Reproduce the entries that follow precisely, setting aside any images.

- Provided records:
· · · · · · ·

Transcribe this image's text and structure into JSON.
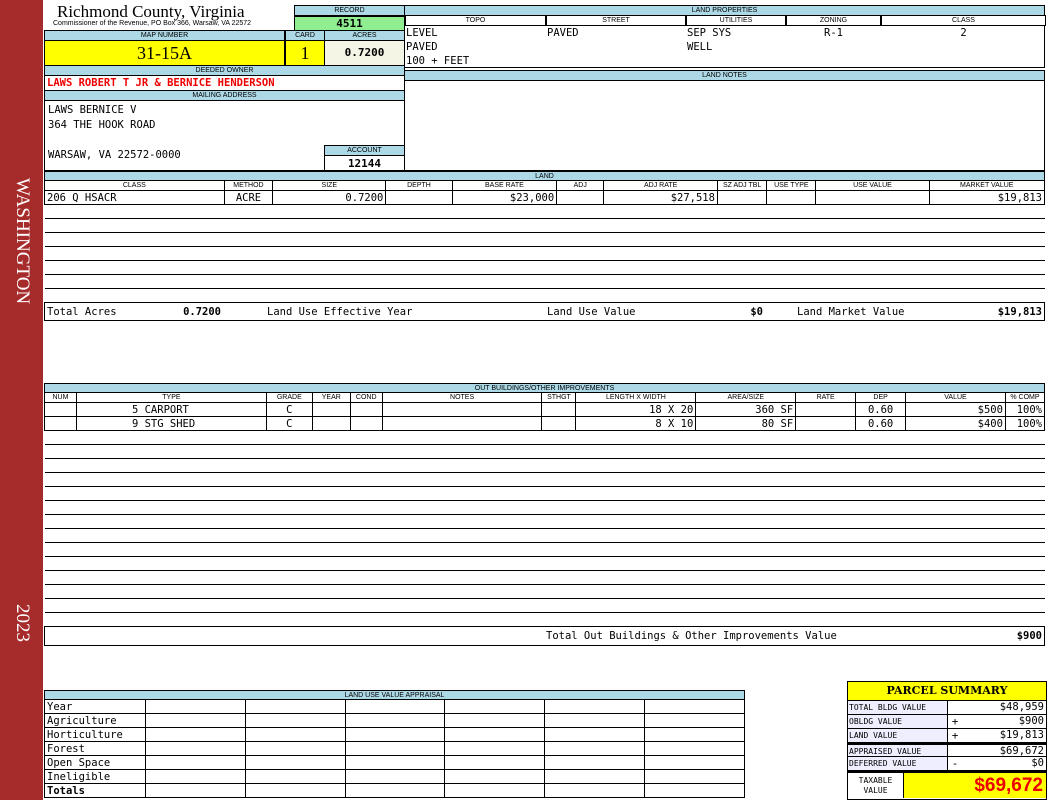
{
  "sidebar": {
    "county_name": "WASHINGTON",
    "year": "2023",
    "color": "#a62b2b"
  },
  "header": {
    "title": "Richmond County, Virginia",
    "subtitle": "Commissioner of the Revenue, PO Box 366, Warsaw, VA 22572"
  },
  "record": {
    "label": "RECORD",
    "value": "4511"
  },
  "map_number": {
    "label": "MAP NUMBER",
    "value": "31-15A"
  },
  "card": {
    "label": "CARD",
    "value": "1"
  },
  "acres": {
    "label": "ACRES",
    "value": "0.7200"
  },
  "owner": {
    "label": "DEEDED OWNER",
    "value": "LAWS ROBERT T JR & BERNICE HENDERSON"
  },
  "mailing": {
    "label": "MAILING ADDRESS",
    "line1": "LAWS BERNICE V",
    "line2": "364 THE HOOK ROAD",
    "line3": "WARSAW, VA 22572-0000"
  },
  "account": {
    "label": "ACCOUNT",
    "value": "12144"
  },
  "land_properties": {
    "label": "LAND PROPERTIES",
    "columns": [
      "TOPO",
      "STREET",
      "UTILITIES",
      "ZONING",
      "CLASS"
    ],
    "topo": [
      "LEVEL",
      "PAVED",
      "100 + FEET"
    ],
    "street": [
      "PAVED"
    ],
    "utilities": [
      "SEP SYS",
      "WELL"
    ],
    "zoning": [
      "R-1"
    ],
    "class": [
      "2"
    ]
  },
  "land_notes": {
    "label": "LAND NOTES"
  },
  "land": {
    "label": "LAND",
    "columns": [
      "CLASS",
      "METHOD",
      "SIZE",
      "DEPTH",
      "BASE RATE",
      "ADJ",
      "ADJ RATE",
      "SZ ADJ TBL",
      "USE TYPE",
      "USE VALUE",
      "MARKET VALUE"
    ],
    "rows": [
      [
        "206 Q HSACR",
        "ACRE",
        "0.7200",
        "",
        "$23,000",
        "",
        "$27,518",
        "",
        "",
        "",
        "$19,813"
      ]
    ],
    "totals": {
      "acres_label": "Total Acres",
      "acres": "0.7200",
      "effective_year_label": "Land Use Effective Year",
      "effective_year": "",
      "use_value_label": "Land Use Value",
      "use_value": "$0",
      "market_value_label": "Land Market Value",
      "market_value": "$19,813"
    }
  },
  "outbuildings": {
    "label": "OUT BUILDINGS/OTHER IMPROVEMENTS",
    "columns": [
      "NUM",
      "TYPE",
      "GRADE",
      "YEAR",
      "COND",
      "NOTES",
      "STHGT",
      "LENGTH X WIDTH",
      "AREA/SIZE",
      "RATE",
      "DEP",
      "VALUE",
      "% COMP"
    ],
    "rows": [
      [
        "",
        "5 CARPORT",
        "C",
        "",
        "",
        "",
        "",
        "18 X 20",
        "360 SF",
        "",
        "0.60",
        "$500",
        "100%"
      ],
      [
        "",
        "9 STG SHED",
        "C",
        "",
        "",
        "",
        "",
        "8 X 10",
        "80 SF",
        "",
        "0.60",
        "$400",
        "100%"
      ]
    ],
    "total_label": "Total Out Buildings & Other Improvements Value",
    "total": "$900"
  },
  "land_use_appraisal": {
    "label": "LAND USE VALUE APPRAISAL",
    "rows": [
      "Year",
      "Agriculture",
      "Horticulture",
      "Forest",
      "Open Space",
      "Ineligible",
      "Totals"
    ]
  },
  "parcel_summary": {
    "title": "PARCEL SUMMARY",
    "rows": [
      {
        "label": "TOTAL BLDG VALUE",
        "sign": "",
        "value": "$48,959"
      },
      {
        "label": "OBLDG VALUE",
        "sign": "+",
        "value": "$900"
      },
      {
        "label": "LAND VALUE",
        "sign": "+",
        "value": "$19,813"
      },
      {
        "label": "APPRAISED VALUE",
        "sign": "",
        "value": "$69,672"
      },
      {
        "label": "DEFERRED VALUE",
        "sign": "-",
        "value": "$0"
      }
    ],
    "taxable_label": "TAXABLE VALUE",
    "taxable_value": "$69,672"
  }
}
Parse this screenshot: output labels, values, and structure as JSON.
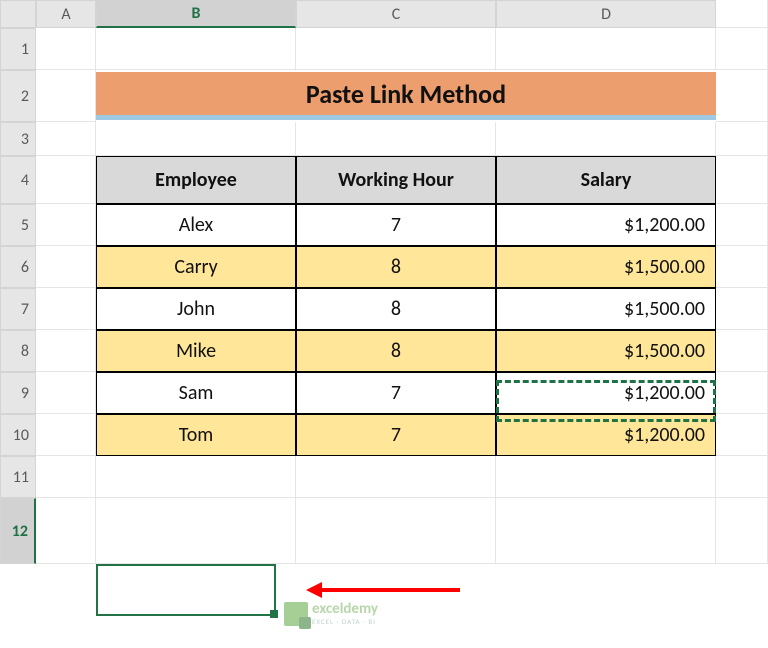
{
  "columns": {
    "A": "A",
    "B": "B",
    "C": "C",
    "D": "D"
  },
  "rows": [
    "1",
    "2",
    "3",
    "4",
    "5",
    "6",
    "7",
    "8",
    "9",
    "10",
    "11",
    "12"
  ],
  "title": "Paste Link Method",
  "headers": {
    "employee": "Employee",
    "working_hour": "Working Hour",
    "salary": "Salary"
  },
  "data": [
    {
      "employee": "Alex",
      "hour": "7",
      "salary": "$1,200.00",
      "fill": false
    },
    {
      "employee": "Carry",
      "hour": "8",
      "salary": "$1,500.00",
      "fill": true
    },
    {
      "employee": "John",
      "hour": "8",
      "salary": "$1,500.00",
      "fill": false
    },
    {
      "employee": "Mike",
      "hour": "8",
      "salary": "$1,500.00",
      "fill": true
    },
    {
      "employee": "Sam",
      "hour": "7",
      "salary": "$1,200.00",
      "fill": false
    },
    {
      "employee": "Tom",
      "hour": "7",
      "salary": "$1,200.00",
      "fill": true
    }
  ],
  "watermark": {
    "brand": "exceldemy",
    "tagline": "EXCEL · DATA · BI"
  },
  "chart_data": {
    "type": "table",
    "title": "Paste Link Method",
    "columns": [
      "Employee",
      "Working Hour",
      "Salary"
    ],
    "rows": [
      [
        "Alex",
        7,
        1200.0
      ],
      [
        "Carry",
        8,
        1500.0
      ],
      [
        "John",
        8,
        1500.0
      ],
      [
        "Mike",
        8,
        1500.0
      ],
      [
        "Sam",
        7,
        1200.0
      ],
      [
        "Tom",
        7,
        1200.0
      ]
    ]
  }
}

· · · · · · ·

- Result of the task:
Transcribe this image's text and structure into JSON.
{
  "sidebar": {
    "county_name": "WASHINGTON",
    "year": "2023",
    "color": "#a62b2b"
  },
  "header": {
    "title": "Richmond County, Virginia",
    "subtitle": "Commissioner of the Revenue, PO Box 366, Warsaw, VA 22572"
  },
  "record": {
    "label": "RECORD",
    "value": "4511"
  },
  "map_number": {
    "label": "MAP NUMBER",
    "value": "31-15A"
  },
  "card": {
    "label": "CARD",
    "value": "1"
  },
  "acres": {
    "label": "ACRES",
    "value": "0.7200"
  },
  "owner": {
    "label": "DEEDED OWNER",
    "value": "LAWS ROBERT T JR & BERNICE HENDERSON"
  },
  "mailing": {
    "label": "MAILING ADDRESS",
    "line1": "LAWS BERNICE V",
    "line2": "364 THE HOOK ROAD",
    "line3": "WARSAW, VA 22572-0000"
  },
  "account": {
    "label": "ACCOUNT",
    "value": "12144"
  },
  "land_properties": {
    "label": "LAND PROPERTIES",
    "columns": [
      "TOPO",
      "STREET",
      "UTILITIES",
      "ZONING",
      "CLASS"
    ],
    "topo": [
      "LEVEL",
      "PAVED",
      "100 + FEET"
    ],
    "street": [
      "PAVED"
    ],
    "utilities": [
      "SEP SYS",
      "WELL"
    ],
    "zoning": [
      "R-1"
    ],
    "class": [
      "2"
    ]
  },
  "land_notes": {
    "label": "LAND NOTES"
  },
  "land": {
    "label": "LAND",
    "columns": [
      "CLASS",
      "METHOD",
      "SIZE",
      "DEPTH",
      "BASE RATE",
      "ADJ",
      "ADJ RATE",
      "SZ ADJ TBL",
      "USE TYPE",
      "USE VALUE",
      "MARKET VALUE"
    ],
    "rows": [
      [
        "206 Q HSACR",
        "ACRE",
        "0.7200",
        "",
        "$23,000",
        "",
        "$27,518",
        "",
        "",
        "",
        "$19,813"
      ]
    ],
    "totals": {
      "acres_label": "Total Acres",
      "acres": "0.7200",
      "effective_year_label": "Land Use Effective Year",
      "effective_year": "",
      "use_value_label": "Land Use Value",
      "use_value": "$0",
      "market_value_label": "Land Market Value",
      "market_value": "$19,813"
    }
  },
  "outbuildings": {
    "label": "OUT BUILDINGS/OTHER IMPROVEMENTS",
    "columns": [
      "NUM",
      "TYPE",
      "GRADE",
      "YEAR",
      "COND",
      "NOTES",
      "STHGT",
      "LENGTH X WIDTH",
      "AREA/SIZE",
      "RATE",
      "DEP",
      "VALUE",
      "% COMP"
    ],
    "rows": [
      [
        "",
        "5 CARPORT",
        "C",
        "",
        "",
        "",
        "",
        "18 X 20",
        "360 SF",
        "",
        "0.60",
        "$500",
        "100%"
      ],
      [
        "",
        "9 STG SHED",
        "C",
        "",
        "",
        "",
        "",
        "8 X 10",
        "80 SF",
        "",
        "0.60",
        "$400",
        "100%"
      ]
    ],
    "total_label": "Total Out Buildings & Other Improvements Value",
    "total": "$900"
  },
  "land_use_appraisal": {
    "label": "LAND USE VALUE APPRAISAL",
    "rows": [
      "Year",
      "Agriculture",
      "Horticulture",
      "Forest",
      "Open Space",
      "Ineligible",
      "Totals"
    ]
  },
  "parcel_summary": {
    "title": "PARCEL SUMMARY",
    "rows": [
      {
        "label": "TOTAL BLDG VALUE",
        "sign": "",
        "value": "$48,959"
      },
      {
        "label": "OBLDG VALUE",
        "sign": "+",
        "value": "$900"
      },
      {
        "label": "LAND VALUE",
        "sign": "+",
        "value": "$19,813"
      },
      {
        "label": "APPRAISED VALUE",
        "sign": "",
        "value": "$69,672"
      },
      {
        "label": "DEFERRED VALUE",
        "sign": "-",
        "value": "$0"
      }
    ],
    "taxable_label": "TAXABLE VALUE",
    "taxable_value": "$69,672"
  }
}
Parse this screenshot: output labels, values, and structure as JSON.
{
  "columns": {
    "A": "A",
    "B": "B",
    "C": "C",
    "D": "D"
  },
  "rows": [
    "1",
    "2",
    "3",
    "4",
    "5",
    "6",
    "7",
    "8",
    "9",
    "10",
    "11",
    "12"
  ],
  "title": "Paste Link Method",
  "headers": {
    "employee": "Employee",
    "working_hour": "Working Hour",
    "salary": "Salary"
  },
  "data": [
    {
      "employee": "Alex",
      "hour": "7",
      "salary": "$1,200.00",
      "fill": false
    },
    {
      "employee": "Carry",
      "hour": "8",
      "salary": "$1,500.00",
      "fill": true
    },
    {
      "employee": "John",
      "hour": "8",
      "salary": "$1,500.00",
      "fill": false
    },
    {
      "employee": "Mike",
      "hour": "8",
      "salary": "$1,500.00",
      "fill": true
    },
    {
      "employee": "Sam",
      "hour": "7",
      "salary": "$1,200.00",
      "fill": false
    },
    {
      "employee": "Tom",
      "hour": "7",
      "salary": "$1,200.00",
      "fill": true
    }
  ],
  "watermark": {
    "brand": "exceldemy",
    "tagline": "EXCEL · DATA · BI"
  },
  "chart_data": {
    "type": "table",
    "title": "Paste Link Method",
    "columns": [
      "Employee",
      "Working Hour",
      "Salary"
    ],
    "rows": [
      [
        "Alex",
        7,
        1200.0
      ],
      [
        "Carry",
        8,
        1500.0
      ],
      [
        "John",
        8,
        1500.0
      ],
      [
        "Mike",
        8,
        1500.0
      ],
      [
        "Sam",
        7,
        1200.0
      ],
      [
        "Tom",
        7,
        1200.0
      ]
    ]
  }
}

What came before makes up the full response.